• [What you should do]: Report every line of the records beneath this task that holds the string "found".

• [Given records]:
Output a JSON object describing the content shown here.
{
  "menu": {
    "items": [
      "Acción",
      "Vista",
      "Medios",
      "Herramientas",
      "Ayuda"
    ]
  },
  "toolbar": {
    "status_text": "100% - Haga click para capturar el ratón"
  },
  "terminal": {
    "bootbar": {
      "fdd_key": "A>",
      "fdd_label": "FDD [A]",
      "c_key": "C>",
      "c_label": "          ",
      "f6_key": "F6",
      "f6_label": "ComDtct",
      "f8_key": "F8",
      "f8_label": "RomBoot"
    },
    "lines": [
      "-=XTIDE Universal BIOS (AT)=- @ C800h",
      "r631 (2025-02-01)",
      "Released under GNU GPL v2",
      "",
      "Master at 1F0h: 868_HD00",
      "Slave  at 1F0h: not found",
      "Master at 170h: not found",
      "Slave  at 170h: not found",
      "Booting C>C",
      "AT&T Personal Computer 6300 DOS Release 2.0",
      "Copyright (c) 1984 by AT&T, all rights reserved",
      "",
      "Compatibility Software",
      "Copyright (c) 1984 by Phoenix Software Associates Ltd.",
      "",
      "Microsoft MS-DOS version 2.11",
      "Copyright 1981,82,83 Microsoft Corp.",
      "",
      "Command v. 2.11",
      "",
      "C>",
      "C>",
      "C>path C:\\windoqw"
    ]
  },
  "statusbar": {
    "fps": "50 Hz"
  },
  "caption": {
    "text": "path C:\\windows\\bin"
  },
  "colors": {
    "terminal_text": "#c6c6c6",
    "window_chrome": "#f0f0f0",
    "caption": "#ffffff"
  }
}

• [Response area]:
      "Slave  at 1F0h: not found",
      "Master at 170h: not found",
      "Slave  at 170h: not found",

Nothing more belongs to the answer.